CBI Scotland has urged the Scottish Parliament not to support a living wage recognition scheme, claiming that it would threaten jobs in Scotland.

The Parliament's Public Petitions Committee is considering a proposal from the Scottish Youth Parliament, pressing the Scottish Government to favour companies that pay employers a "Scottish living wage", currently calculated at £7.45 per hour. The rate is 20% higher than the current adult national minimum wage of £6.19 per hour.

CBI Scotland's senior policy executive Lauren Paterson said: "Pay restraint has played an important role in supporting current levels of employment. A Scottish Government living wage recognition scheme would encourage mass implementation of the wage, which would put employment prospects at risk, particularly for those furthest from the labour market. Pay restraint is set to continue with containing labour costs cited as the second-highest workforce priority for businesses in the next 12 months."

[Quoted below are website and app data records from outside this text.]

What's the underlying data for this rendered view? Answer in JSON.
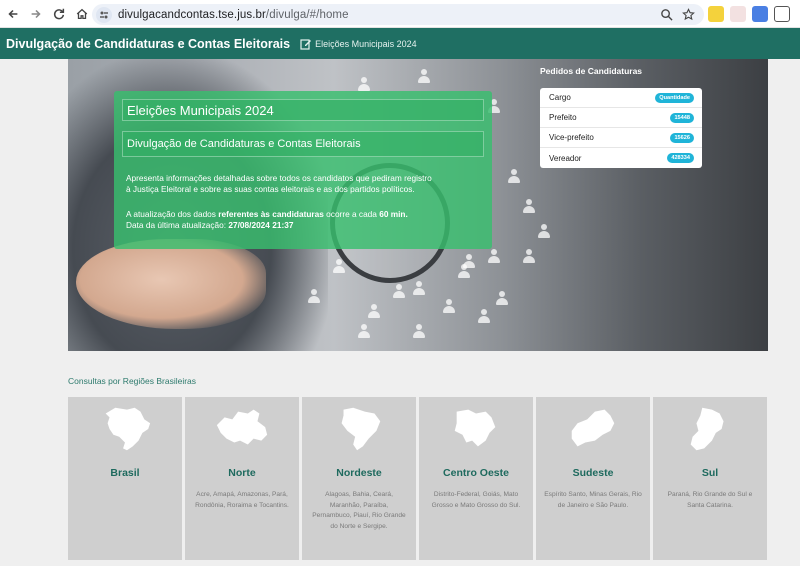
{
  "browser": {
    "url_host": "divulgacandcontas.tse.jus.br",
    "url_path": "/divulga/#/home"
  },
  "header": {
    "title": "Divulgação de Candidaturas e Contas Eleitorais",
    "subtitle": "Eleições Municipais 2024"
  },
  "hero": {
    "heading": "Eleições Municipais 2024",
    "subheading": "Divulgação de Candidaturas e Contas Eleitorais",
    "description_line1": "Apresenta informações detalhadas sobre todos os candidatos que pediram registro",
    "description_line2": "à Justiça Eleitoral e sobre as suas contas eleitorais e as dos partidos políticos.",
    "update_prefix": "A atualização dos dados ",
    "update_bold": "referentes às candidaturas",
    "update_mid": " ocorre a cada ",
    "update_freq": "60 min.",
    "last_update_label": "Data da última atualização: ",
    "last_update_value": "27/08/2024 21:37"
  },
  "pedidos": {
    "title": "Pedidos de Candidaturas",
    "header_label": "Cargo",
    "header_badge": "Quantidade",
    "rows": [
      {
        "label": "Prefeito",
        "value": "15448"
      },
      {
        "label": "Vice-prefeito",
        "value": "15626"
      },
      {
        "label": "Vereador",
        "value": "428334"
      }
    ]
  },
  "regions_title": "Consultas por Regiões Brasileiras",
  "regions": [
    {
      "name": "Brasil",
      "desc": ""
    },
    {
      "name": "Norte",
      "desc": "Acre, Amapá, Amazonas, Pará, Rondônia, Roraima e Tocantins."
    },
    {
      "name": "Nordeste",
      "desc": "Alagoas, Bahia, Ceará, Maranhão, Paraíba, Pernambuco, Piauí, Rio Grande do Norte e Sergipe."
    },
    {
      "name": "Centro Oeste",
      "desc": "Distrito-Federal, Goiás, Mato Grosso e Mato Grosso do Sul."
    },
    {
      "name": "Sudeste",
      "desc": "Espírito Santo, Minas Gerais, Rio de Janeiro e São Paulo."
    },
    {
      "name": "Sul",
      "desc": "Paraná, Rio Grande do Sul e Santa Catarina."
    }
  ]
}
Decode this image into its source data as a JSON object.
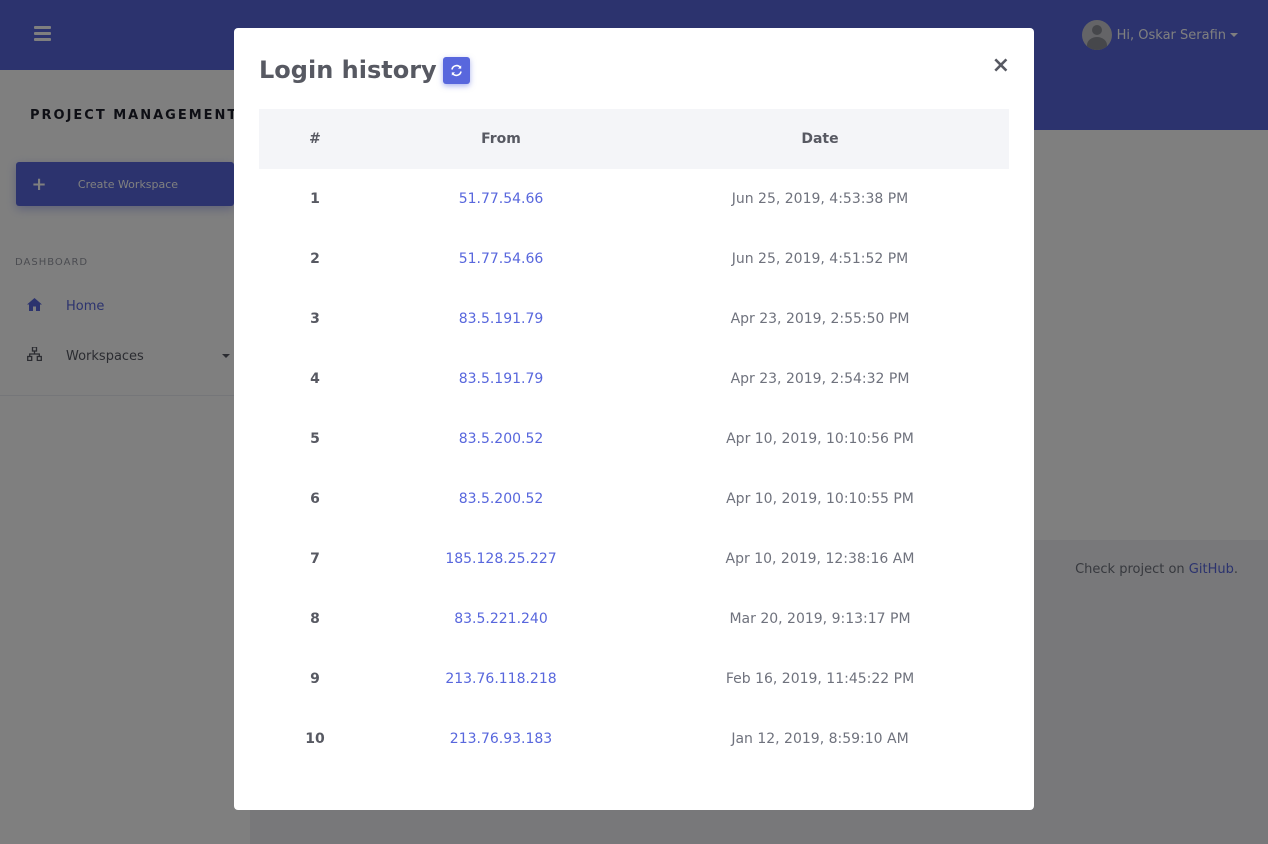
{
  "app": {
    "user_greeting": "Hi, Oskar Serafin",
    "brand": "PROJECT MANAGEMENT",
    "create_workspace_label": "Create Workspace",
    "section_label": "DASHBOARD",
    "nav": [
      {
        "label": "Home",
        "icon": "home-icon"
      },
      {
        "label": "Workspaces",
        "icon": "sitemap-icon"
      }
    ],
    "footer_text": "Check project on ",
    "footer_link": "GitHub",
    "footer_end": "."
  },
  "modal": {
    "title": "Login history",
    "close_label": "×",
    "columns": [
      "#",
      "From",
      "Date"
    ],
    "rows": [
      {
        "num": "1",
        "from": "51.77.54.66",
        "date": "Jun 25, 2019, 4:53:38 PM"
      },
      {
        "num": "2",
        "from": "51.77.54.66",
        "date": "Jun 25, 2019, 4:51:52 PM"
      },
      {
        "num": "3",
        "from": "83.5.191.79",
        "date": "Apr 23, 2019, 2:55:50 PM"
      },
      {
        "num": "4",
        "from": "83.5.191.79",
        "date": "Apr 23, 2019, 2:54:32 PM"
      },
      {
        "num": "5",
        "from": "83.5.200.52",
        "date": "Apr 10, 2019, 10:10:56 PM"
      },
      {
        "num": "6",
        "from": "83.5.200.52",
        "date": "Apr 10, 2019, 10:10:55 PM"
      },
      {
        "num": "7",
        "from": "185.128.25.227",
        "date": "Apr 10, 2019, 12:38:16 AM"
      },
      {
        "num": "8",
        "from": "83.5.221.240",
        "date": "Mar 20, 2019, 9:13:17 PM"
      },
      {
        "num": "9",
        "from": "213.76.118.218",
        "date": "Feb 16, 2019, 11:45:22 PM"
      },
      {
        "num": "10",
        "from": "213.76.93.183",
        "date": "Jan 12, 2019, 8:59:10 AM"
      }
    ]
  },
  "colors": {
    "brand": "#5867dd",
    "backdrop": "rgba(0,0,0,0.5)"
  }
}
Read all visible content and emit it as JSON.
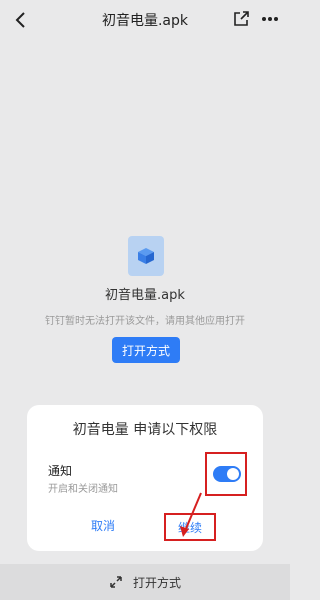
{
  "header": {
    "title": "初音电量.apk",
    "back_icon": "chevron-left-icon",
    "share_icon": "share-external-icon",
    "more_icon": "more-horizontal-icon"
  },
  "file": {
    "icon": "cube-file-icon",
    "name": "初音电量.apk",
    "hint": "钉钉暂时无法打开该文件，请用其他应用打开",
    "open_button": "打开方式"
  },
  "dialog": {
    "title": "初音电量 申请以下权限",
    "permission": {
      "name": "通知",
      "desc": "开启和关闭通知",
      "enabled": true
    },
    "cancel": "取消",
    "continue": "继续",
    "annotation_color": "#d62020"
  },
  "bottom_bar": {
    "icon": "expand-arrows-icon",
    "label": "打开方式"
  },
  "colors": {
    "accent": "#2e7cf6",
    "background": "#e9e9ea"
  }
}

She stressed the CBI's support for the national minimum wage, "balancing" income for low earners with the need to preserve jobs: "Beyond this, decisions on pay must be left at the discretion of the individual business, taking into account their wider business strategy, including affordability."

In March, the Scottish Youth Parliament suggested a recognition scheme might involve employers signing a legally-binding declaration to pay staff and subcontractors the higher wage, with a commitment to uprate it within six months. Being a recognised "living wage employer" would, it is claimed, "provide an incentive for businesses to gain publicity for being a good and responsible employer, potentially allowing businesses to attract customers and become more attractive to people awarding work".

Calculated on the basis of working a 35-hour week, someone on a living wage would earn £13,559, against £11,265.80 per year on the national minimum wage.

In a submission to the committee, Dave Watson, Scottish organiser of Unison, said: "One of the primary causes of the longest and deepest recession for a generation has been the shift from wages into profits. The Scottish living wage recognition scheme would be a valuable step forward in putting spending power at the disposal of low-paid workers, who will spend that cash boosting their local economy.

"It's the fat-cat pay of the CBI bosses that is out of control."

The committee will consider the petition after the summer recess.